*PROBLEM TO SOLVE:* Only the text should come through, so restate the listing exactly and drop its images.

*RECORDS FOR PROCESSING:*
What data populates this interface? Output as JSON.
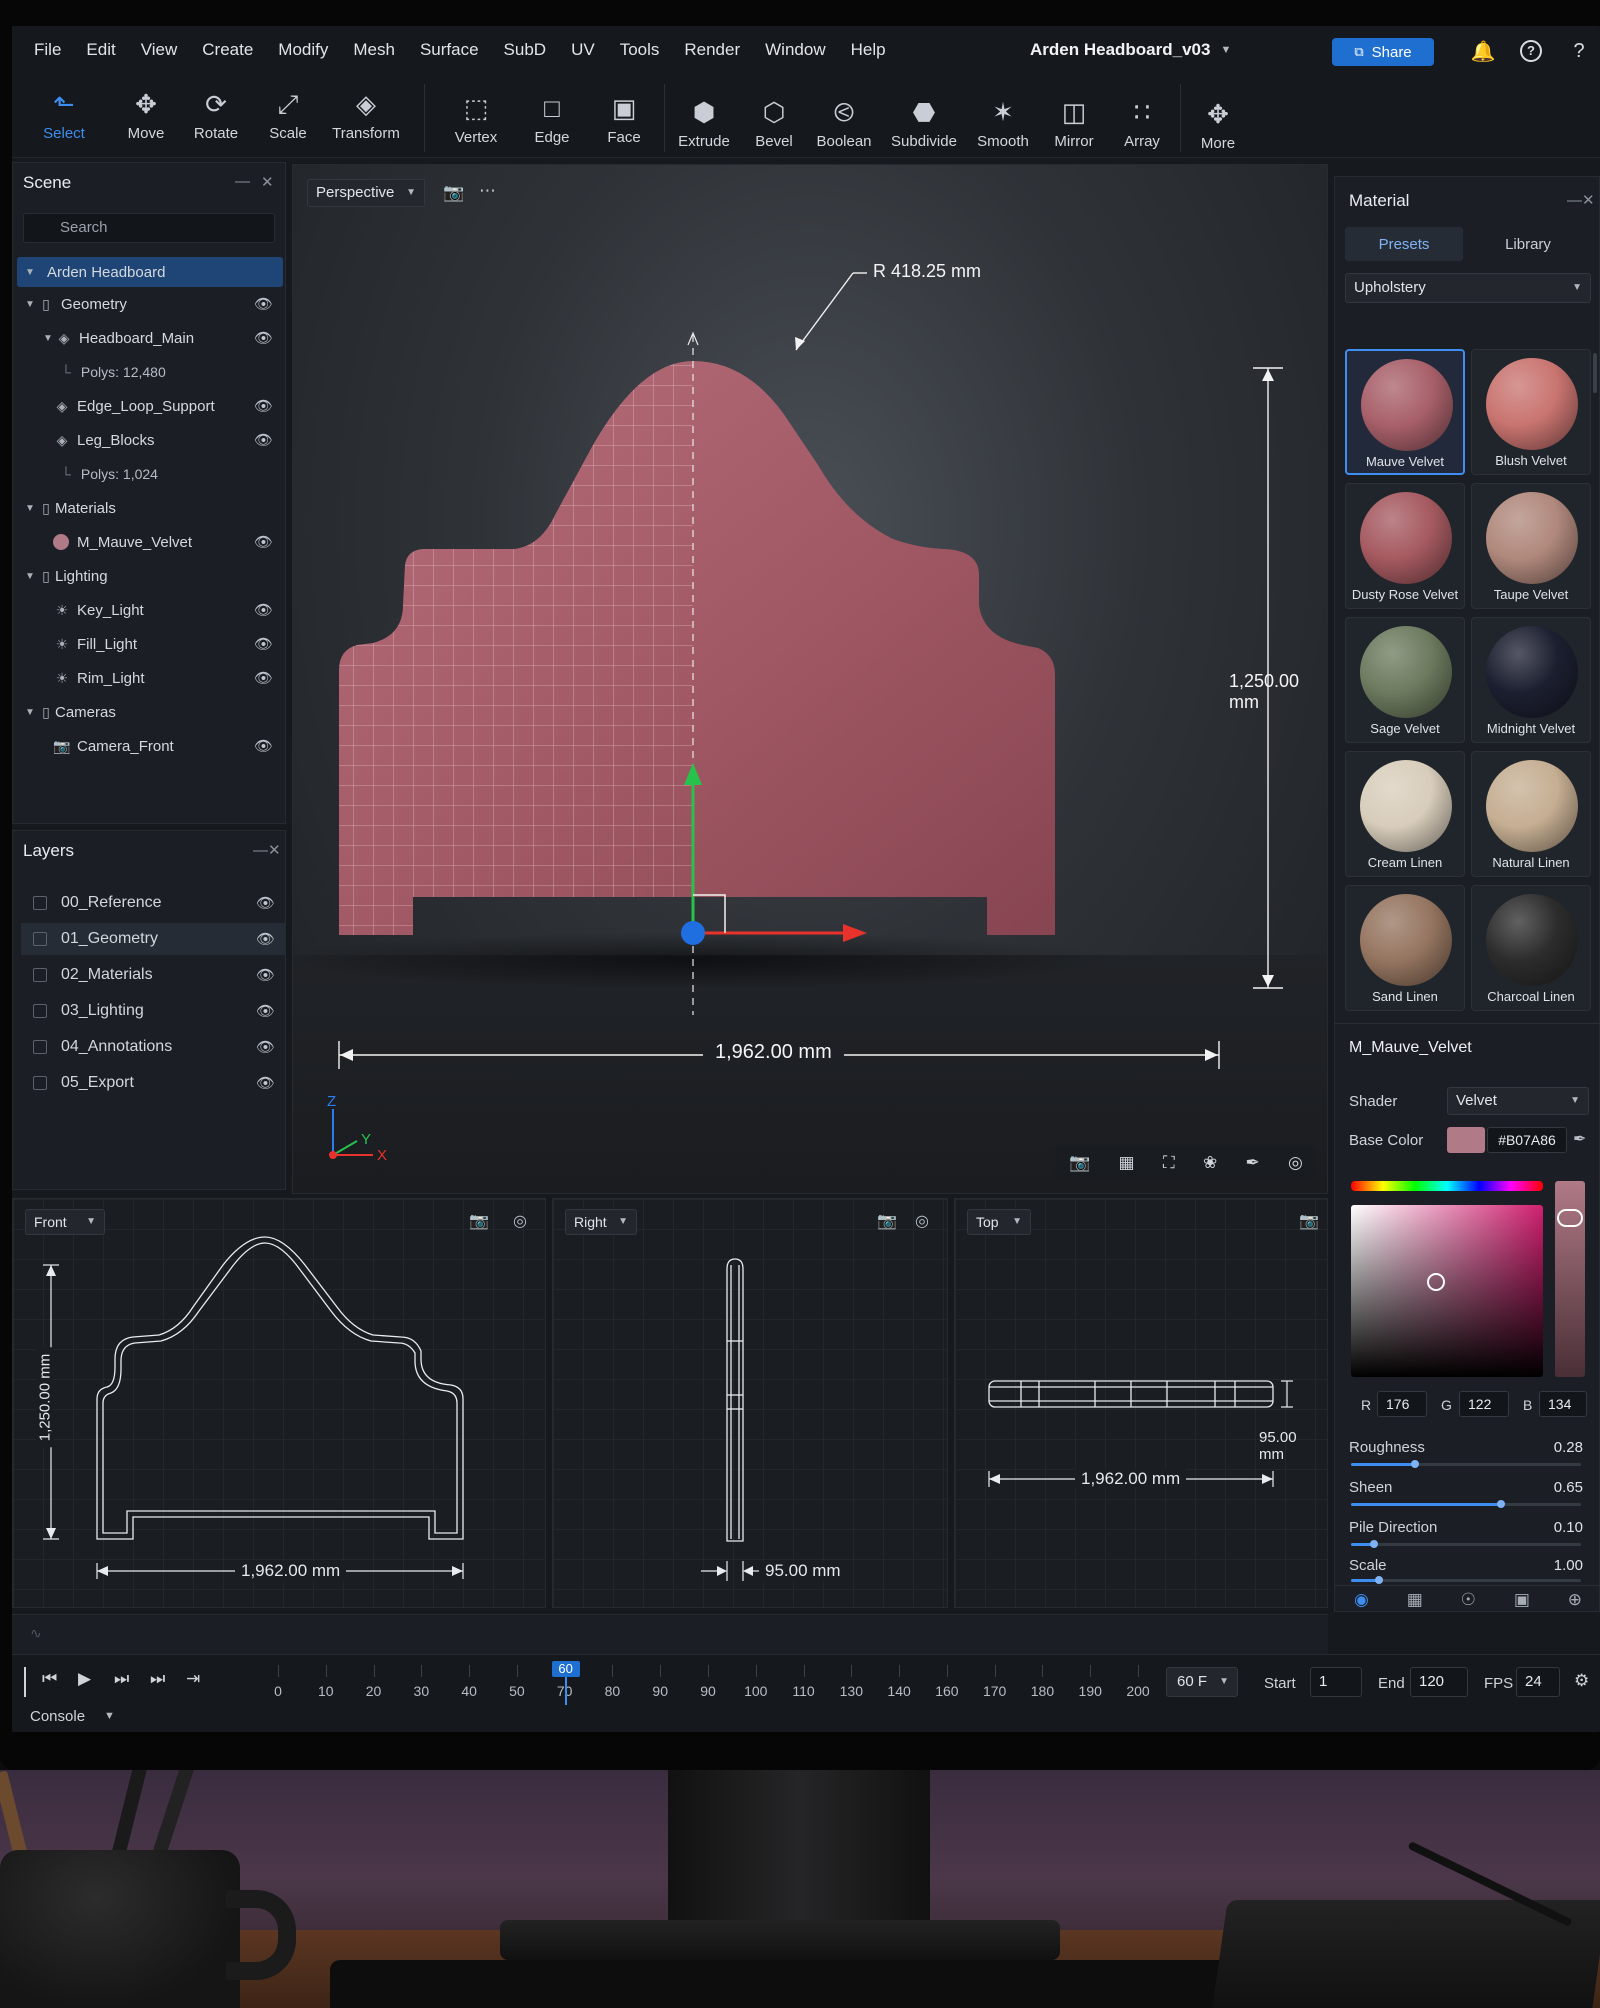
{
  "menu": [
    "File",
    "Edit",
    "View",
    "Create",
    "Modify",
    "Mesh",
    "Surface",
    "SubD",
    "UV",
    "Tools",
    "Render",
    "Window",
    "Help"
  ],
  "project_title": "Arden Headboard_v03",
  "share_label": "Share",
  "toolbar": {
    "tools": [
      "Select",
      "Move",
      "Rotate",
      "Scale",
      "Transform"
    ],
    "components": [
      "Vertex",
      "Edge",
      "Face"
    ],
    "ops": [
      "Extrude",
      "Bevel",
      "Boolean",
      "Subdivide",
      "Smooth",
      "Mirror",
      "Array",
      "More"
    ]
  },
  "scene": {
    "title": "Scene",
    "search_placeholder": "Search",
    "root": "Arden Headboard",
    "groups": {
      "geometry": "Geometry",
      "materials": "Materials",
      "lighting": "Lighting",
      "cameras": "Cameras"
    },
    "items": {
      "headboard_main": "Headboard_Main",
      "headboard_polys": "Polys: 12,480",
      "edge_loop": "Edge_Loop_Support",
      "leg_blocks": "Leg_Blocks",
      "leg_polys": "Polys: 1,024",
      "material": "M_Mauve_Velvet",
      "key_light": "Key_Light",
      "fill_light": "Fill_Light",
      "rim_light": "Rim_Light",
      "camera_front": "Camera_Front"
    }
  },
  "layers": {
    "title": "Layers",
    "items": [
      "00_Reference",
      "01_Geometry",
      "02_Materials",
      "03_Lighting",
      "04_Annotations",
      "05_Export"
    ]
  },
  "viewport": {
    "mode": "Perspective",
    "radius_label": "R 418.25 mm",
    "height_label": "1,250.00 mm",
    "width_label": "1,962.00 mm",
    "axis_z": "Z",
    "axis_y": "Y",
    "axis_x": "X"
  },
  "ortho": {
    "front": {
      "mode": "Front",
      "height": "1,250.00 mm",
      "width": "1,962.00 mm"
    },
    "right": {
      "mode": "Right",
      "depth": "95.00 mm"
    },
    "top": {
      "mode": "Top",
      "depth": "95.00 mm",
      "width": "1,962.00 mm"
    }
  },
  "material_panel": {
    "title": "Material",
    "tabs": [
      "Presets",
      "Library"
    ],
    "category": "Upholstery",
    "presets": [
      {
        "name": "Mauve Velvet",
        "color": "#a8606a"
      },
      {
        "name": "Blush Velvet",
        "color": "#c97470"
      },
      {
        "name": "Dusty Rose Velvet",
        "color": "#a55a60"
      },
      {
        "name": "Taupe Velvet",
        "color": "#b0887c"
      },
      {
        "name": "Sage Velvet",
        "color": "#6c7a5e"
      },
      {
        "name": "Midnight Velvet",
        "color": "#1c1f30"
      },
      {
        "name": "Cream Linen",
        "color": "#d8cdbb"
      },
      {
        "name": "Natural Linen",
        "color": "#c5ae92"
      },
      {
        "name": "Sand Linen",
        "color": "#957560"
      },
      {
        "name": "Charcoal Linen",
        "color": "#2c2c2c"
      }
    ],
    "material_name": "M_Mauve_Velvet",
    "shader_label": "Shader",
    "shader": "Velvet",
    "base_color_label": "Base Color",
    "hex": "#B07A86",
    "rgb": {
      "r_label": "R",
      "r": "176",
      "g_label": "G",
      "g": "122",
      "b_label": "B",
      "b": "134"
    },
    "props": [
      {
        "label": "Roughness",
        "value": "0.28",
        "fraction": 0.28
      },
      {
        "label": "Sheen",
        "value": "0.65",
        "fraction": 0.65
      },
      {
        "label": "Pile Direction",
        "value": "0.10",
        "fraction": 0.1
      },
      {
        "label": "Scale",
        "value": "1.00",
        "fraction": 0.12
      }
    ]
  },
  "timeline": {
    "ticks": [
      "0",
      "10",
      "20",
      "30",
      "40",
      "50",
      "70",
      "80",
      "90",
      "90",
      "100",
      "110",
      "130",
      "140",
      "160",
      "170",
      "180",
      "190",
      "200"
    ],
    "current_frame": "60",
    "fps_select": "60 F",
    "start_label": "Start",
    "start": "1",
    "end_label": "End",
    "end": "120",
    "fps_label": "FPS",
    "fps": "24"
  },
  "console_label": "Console"
}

*EXPECTED ANSWER:*
What data populates this interface? Output as JSON.
{
  "menu": [
    "File",
    "Edit",
    "View",
    "Create",
    "Modify",
    "Mesh",
    "Surface",
    "SubD",
    "UV",
    "Tools",
    "Render",
    "Window",
    "Help"
  ],
  "project_title": "Arden Headboard_v03",
  "share_label": "Share",
  "toolbar": {
    "tools": [
      "Select",
      "Move",
      "Rotate",
      "Scale",
      "Transform"
    ],
    "components": [
      "Vertex",
      "Edge",
      "Face"
    ],
    "ops": [
      "Extrude",
      "Bevel",
      "Boolean",
      "Subdivide",
      "Smooth",
      "Mirror",
      "Array",
      "More"
    ]
  },
  "scene": {
    "title": "Scene",
    "search_placeholder": "Search",
    "root": "Arden Headboard",
    "groups": {
      "geometry": "Geometry",
      "materials": "Materials",
      "lighting": "Lighting",
      "cameras": "Cameras"
    },
    "items": {
      "headboard_main": "Headboard_Main",
      "headboard_polys": "Polys: 12,480",
      "edge_loop": "Edge_Loop_Support",
      "leg_blocks": "Leg_Blocks",
      "leg_polys": "Polys: 1,024",
      "material": "M_Mauve_Velvet",
      "key_light": "Key_Light",
      "fill_light": "Fill_Light",
      "rim_light": "Rim_Light",
      "camera_front": "Camera_Front"
    }
  },
  "layers": {
    "title": "Layers",
    "items": [
      "00_Reference",
      "01_Geometry",
      "02_Materials",
      "03_Lighting",
      "04_Annotations",
      "05_Export"
    ]
  },
  "viewport": {
    "mode": "Perspective",
    "radius_label": "R 418.25 mm",
    "height_label": "1,250.00 mm",
    "width_label": "1,962.00 mm",
    "axis_z": "Z",
    "axis_y": "Y",
    "axis_x": "X"
  },
  "ortho": {
    "front": {
      "mode": "Front",
      "height": "1,250.00 mm",
      "width": "1,962.00 mm"
    },
    "right": {
      "mode": "Right",
      "depth": "95.00 mm"
    },
    "top": {
      "mode": "Top",
      "depth": "95.00 mm",
      "width": "1,962.00 mm"
    }
  },
  "material_panel": {
    "title": "Material",
    "tabs": [
      "Presets",
      "Library"
    ],
    "category": "Upholstery",
    "presets": [
      {
        "name": "Mauve Velvet",
        "color": "#a8606a"
      },
      {
        "name": "Blush Velvet",
        "color": "#c97470"
      },
      {
        "name": "Dusty Rose Velvet",
        "color": "#a55a60"
      },
      {
        "name": "Taupe Velvet",
        "color": "#b0887c"
      },
      {
        "name": "Sage Velvet",
        "color": "#6c7a5e"
      },
      {
        "name": "Midnight Velvet",
        "color": "#1c1f30"
      },
      {
        "name": "Cream Linen",
        "color": "#d8cdbb"
      },
      {
        "name": "Natural Linen",
        "color": "#c5ae92"
      },
      {
        "name": "Sand Linen",
        "color": "#957560"
      },
      {
        "name": "Charcoal Linen",
        "color": "#2c2c2c"
      }
    ],
    "material_name": "M_Mauve_Velvet",
    "shader_label": "Shader",
    "shader": "Velvet",
    "base_color_label": "Base Color",
    "hex": "#B07A86",
    "rgb": {
      "r_label": "R",
      "r": "176",
      "g_label": "G",
      "g": "122",
      "b_label": "B",
      "b": "134"
    },
    "props": [
      {
        "label": "Roughness",
        "value": "0.28",
        "fraction": 0.28
      },
      {
        "label": "Sheen",
        "value": "0.65",
        "fraction": 0.65
      },
      {
        "label": "Pile Direction",
        "value": "0.10",
        "fraction": 0.1
      },
      {
        "label": "Scale",
        "value": "1.00",
        "fraction": 0.12
      }
    ]
  },
  "timeline": {
    "ticks": [
      "0",
      "10",
      "20",
      "30",
      "40",
      "50",
      "70",
      "80",
      "90",
      "90",
      "100",
      "110",
      "130",
      "140",
      "160",
      "170",
      "180",
      "190",
      "200"
    ],
    "current_frame": "60",
    "fps_select": "60 F",
    "start_label": "Start",
    "start": "1",
    "end_label": "End",
    "end": "120",
    "fps_label": "FPS",
    "fps": "24"
  },
  "console_label": "Console"
}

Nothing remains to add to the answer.